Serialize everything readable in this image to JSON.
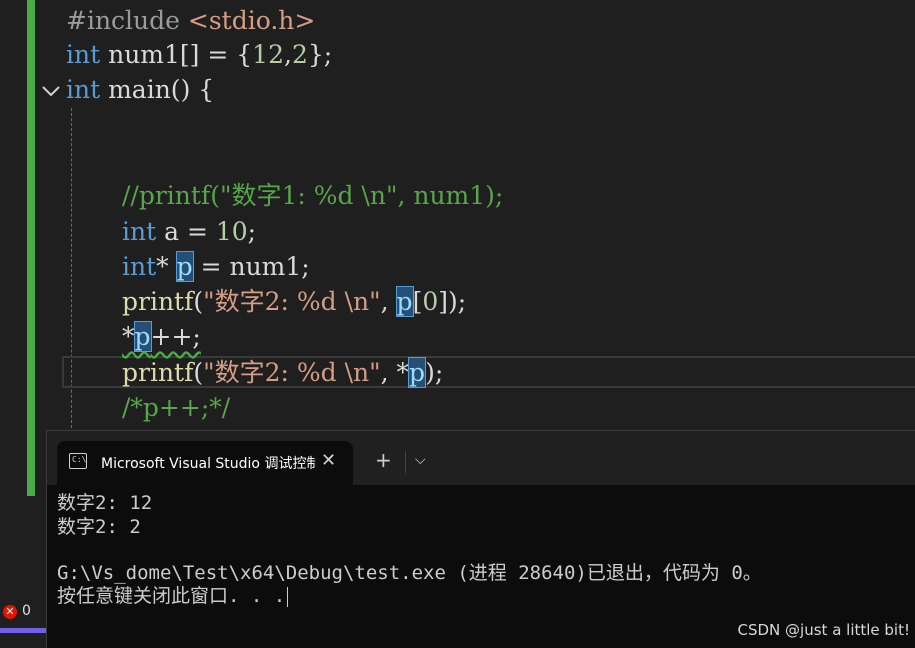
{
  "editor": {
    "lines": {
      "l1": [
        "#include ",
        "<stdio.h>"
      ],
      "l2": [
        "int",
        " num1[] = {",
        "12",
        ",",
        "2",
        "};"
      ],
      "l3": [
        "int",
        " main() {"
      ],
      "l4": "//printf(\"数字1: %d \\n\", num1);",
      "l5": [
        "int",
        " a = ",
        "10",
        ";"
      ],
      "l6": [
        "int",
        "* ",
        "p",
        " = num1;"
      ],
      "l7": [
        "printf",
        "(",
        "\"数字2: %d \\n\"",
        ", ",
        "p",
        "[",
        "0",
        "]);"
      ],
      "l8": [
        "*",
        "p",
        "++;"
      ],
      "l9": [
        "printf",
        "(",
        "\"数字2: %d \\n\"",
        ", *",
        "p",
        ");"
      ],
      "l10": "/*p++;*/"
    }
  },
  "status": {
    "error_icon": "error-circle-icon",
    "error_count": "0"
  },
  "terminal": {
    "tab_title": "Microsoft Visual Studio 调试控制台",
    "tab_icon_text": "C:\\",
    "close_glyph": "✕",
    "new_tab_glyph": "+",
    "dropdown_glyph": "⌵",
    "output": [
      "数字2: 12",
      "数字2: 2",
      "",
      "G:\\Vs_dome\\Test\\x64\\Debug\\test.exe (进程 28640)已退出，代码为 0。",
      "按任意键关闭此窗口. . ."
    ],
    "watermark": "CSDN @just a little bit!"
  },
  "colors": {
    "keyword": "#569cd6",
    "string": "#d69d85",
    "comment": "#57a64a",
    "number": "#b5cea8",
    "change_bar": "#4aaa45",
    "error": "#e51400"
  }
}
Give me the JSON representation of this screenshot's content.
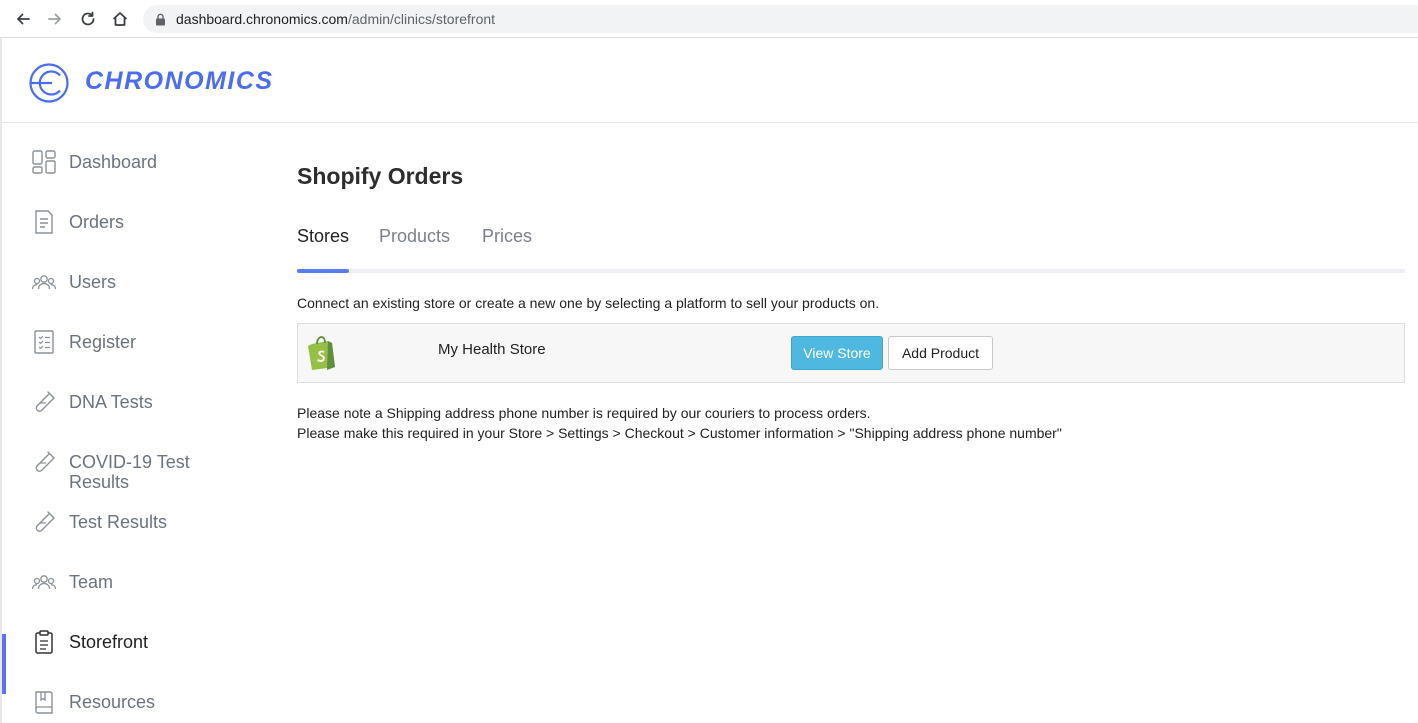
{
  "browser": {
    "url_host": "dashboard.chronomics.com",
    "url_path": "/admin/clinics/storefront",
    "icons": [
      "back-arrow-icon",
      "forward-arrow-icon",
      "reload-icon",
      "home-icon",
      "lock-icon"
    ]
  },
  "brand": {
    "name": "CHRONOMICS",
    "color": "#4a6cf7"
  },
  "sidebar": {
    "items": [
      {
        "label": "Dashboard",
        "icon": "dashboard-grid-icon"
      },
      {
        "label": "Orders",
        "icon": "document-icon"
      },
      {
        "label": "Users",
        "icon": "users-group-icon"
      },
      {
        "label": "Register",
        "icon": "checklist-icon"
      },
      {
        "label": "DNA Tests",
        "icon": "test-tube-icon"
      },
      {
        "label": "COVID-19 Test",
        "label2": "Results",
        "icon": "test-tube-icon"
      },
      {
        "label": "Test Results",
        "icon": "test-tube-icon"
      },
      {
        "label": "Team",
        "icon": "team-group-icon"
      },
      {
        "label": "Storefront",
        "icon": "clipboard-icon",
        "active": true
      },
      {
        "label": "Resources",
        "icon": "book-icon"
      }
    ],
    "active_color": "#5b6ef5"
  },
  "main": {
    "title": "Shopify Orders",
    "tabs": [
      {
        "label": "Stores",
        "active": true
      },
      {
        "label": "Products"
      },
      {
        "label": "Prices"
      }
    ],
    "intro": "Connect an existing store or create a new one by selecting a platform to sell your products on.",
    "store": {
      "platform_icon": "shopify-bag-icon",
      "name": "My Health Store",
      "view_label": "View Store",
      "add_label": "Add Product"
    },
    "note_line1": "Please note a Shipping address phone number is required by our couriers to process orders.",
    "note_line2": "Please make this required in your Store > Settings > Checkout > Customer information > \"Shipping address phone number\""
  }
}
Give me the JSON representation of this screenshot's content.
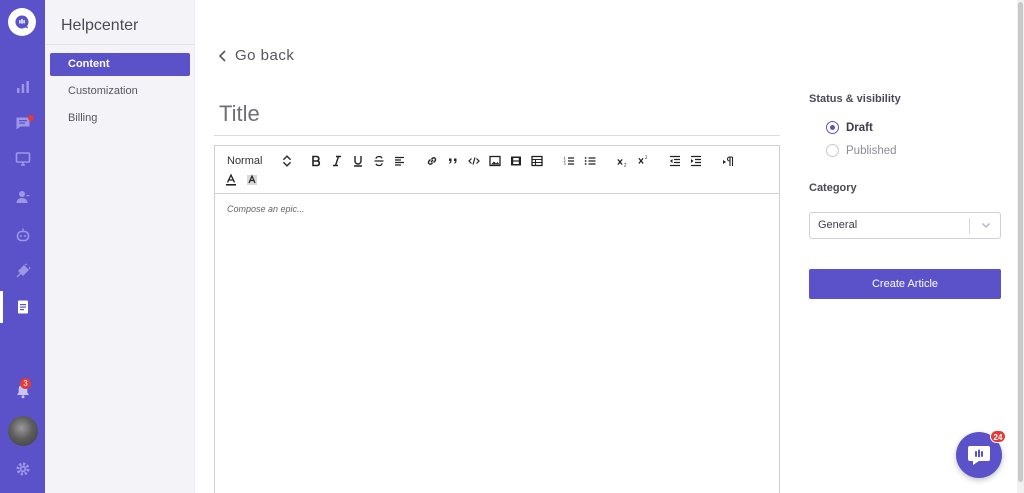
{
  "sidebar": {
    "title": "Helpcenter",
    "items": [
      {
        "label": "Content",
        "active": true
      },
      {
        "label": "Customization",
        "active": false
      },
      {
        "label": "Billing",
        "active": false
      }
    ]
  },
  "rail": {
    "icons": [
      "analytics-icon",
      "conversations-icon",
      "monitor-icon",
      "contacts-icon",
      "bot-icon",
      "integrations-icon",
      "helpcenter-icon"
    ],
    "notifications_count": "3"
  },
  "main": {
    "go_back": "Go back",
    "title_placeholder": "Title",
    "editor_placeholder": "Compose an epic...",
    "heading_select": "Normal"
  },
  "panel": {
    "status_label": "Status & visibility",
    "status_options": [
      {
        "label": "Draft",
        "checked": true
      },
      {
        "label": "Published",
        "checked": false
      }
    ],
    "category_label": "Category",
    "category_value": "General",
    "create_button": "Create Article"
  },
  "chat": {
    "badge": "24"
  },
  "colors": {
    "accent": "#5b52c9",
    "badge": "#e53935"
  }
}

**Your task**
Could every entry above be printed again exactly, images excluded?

**Task output**
Serialize everything readable in this image to JSON.
{
  "editor": {
    "lines": {
      "l1": [
        "#include ",
        "<stdio.h>"
      ],
      "l2": [
        "int",
        " num1[] = {",
        "12",
        ",",
        "2",
        "};"
      ],
      "l3": [
        "int",
        " main() {"
      ],
      "l4": "//printf(\"数字1: %d \\n\", num1);",
      "l5": [
        "int",
        " a = ",
        "10",
        ";"
      ],
      "l6": [
        "int",
        "* ",
        "p",
        " = num1;"
      ],
      "l7": [
        "printf",
        "(",
        "\"数字2: %d \\n\"",
        ", ",
        "p",
        "[",
        "0",
        "]);"
      ],
      "l8": [
        "*",
        "p",
        "++;"
      ],
      "l9": [
        "printf",
        "(",
        "\"数字2: %d \\n\"",
        ", *",
        "p",
        ");"
      ],
      "l10": "/*p++;*/"
    }
  },
  "status": {
    "error_icon": "error-circle-icon",
    "error_count": "0"
  },
  "terminal": {
    "tab_title": "Microsoft Visual Studio 调试控制台",
    "tab_icon_text": "C:\\",
    "close_glyph": "✕",
    "new_tab_glyph": "+",
    "dropdown_glyph": "⌵",
    "output": [
      "数字2: 12",
      "数字2: 2",
      "",
      "G:\\Vs_dome\\Test\\x64\\Debug\\test.exe (进程 28640)已退出，代码为 0。",
      "按任意键关闭此窗口. . ."
    ],
    "watermark": "CSDN @just a little bit!"
  },
  "colors": {
    "keyword": "#569cd6",
    "string": "#d69d85",
    "comment": "#57a64a",
    "number": "#b5cea8",
    "change_bar": "#4aaa45",
    "error": "#e51400"
  }
}
Give me the JSON representation of this screenshot's content.
{
  "browser": {
    "url_host": "dashboard.chronomics.com",
    "url_path": "/admin/clinics/storefront",
    "icons": [
      "back-arrow-icon",
      "forward-arrow-icon",
      "reload-icon",
      "home-icon",
      "lock-icon"
    ]
  },
  "brand": {
    "name": "CHRONOMICS",
    "color": "#4a6cf7"
  },
  "sidebar": {
    "items": [
      {
        "label": "Dashboard",
        "icon": "dashboard-grid-icon"
      },
      {
        "label": "Orders",
        "icon": "document-icon"
      },
      {
        "label": "Users",
        "icon": "users-group-icon"
      },
      {
        "label": "Register",
        "icon": "checklist-icon"
      },
      {
        "label": "DNA Tests",
        "icon": "test-tube-icon"
      },
      {
        "label": "COVID-19 Test",
        "label2": "Results",
        "icon": "test-tube-icon"
      },
      {
        "label": "Test Results",
        "icon": "test-tube-icon"
      },
      {
        "label": "Team",
        "icon": "team-group-icon"
      },
      {
        "label": "Storefront",
        "icon": "clipboard-icon",
        "active": true
      },
      {
        "label": "Resources",
        "icon": "book-icon"
      }
    ],
    "active_color": "#5b6ef5"
  },
  "main": {
    "title": "Shopify Orders",
    "tabs": [
      {
        "label": "Stores",
        "active": true
      },
      {
        "label": "Products"
      },
      {
        "label": "Prices"
      }
    ],
    "intro": "Connect an existing store or create a new one by selecting a platform to sell your products on.",
    "store": {
      "platform_icon": "shopify-bag-icon",
      "name": "My Health Store",
      "view_label": "View Store",
      "add_label": "Add Product"
    },
    "note_line1": "Please note a Shipping address phone number is required by our couriers to process orders.",
    "note_line2": "Please make this required in your Store > Settings > Checkout > Customer information > \"Shipping address phone number\""
  }
}
Give me the JSON representation of this screenshot's content.
{
  "sidebar": {
    "title": "Helpcenter",
    "items": [
      {
        "label": "Content",
        "active": true
      },
      {
        "label": "Customization",
        "active": false
      },
      {
        "label": "Billing",
        "active": false
      }
    ]
  },
  "rail": {
    "icons": [
      "analytics-icon",
      "conversations-icon",
      "monitor-icon",
      "contacts-icon",
      "bot-icon",
      "integrations-icon",
      "helpcenter-icon"
    ],
    "notifications_count": "3"
  },
  "main": {
    "go_back": "Go back",
    "title_placeholder": "Title",
    "editor_placeholder": "Compose an epic...",
    "heading_select": "Normal"
  },
  "panel": {
    "status_label": "Status & visibility",
    "status_options": [
      {
        "label": "Draft",
        "checked": true
      },
      {
        "label": "Published",
        "checked": false
      }
    ],
    "category_label": "Category",
    "category_value": "General",
    "create_button": "Create Article"
  },
  "chat": {
    "badge": "24"
  },
  "colors": {
    "accent": "#5b52c9",
    "badge": "#e53935"
  }
}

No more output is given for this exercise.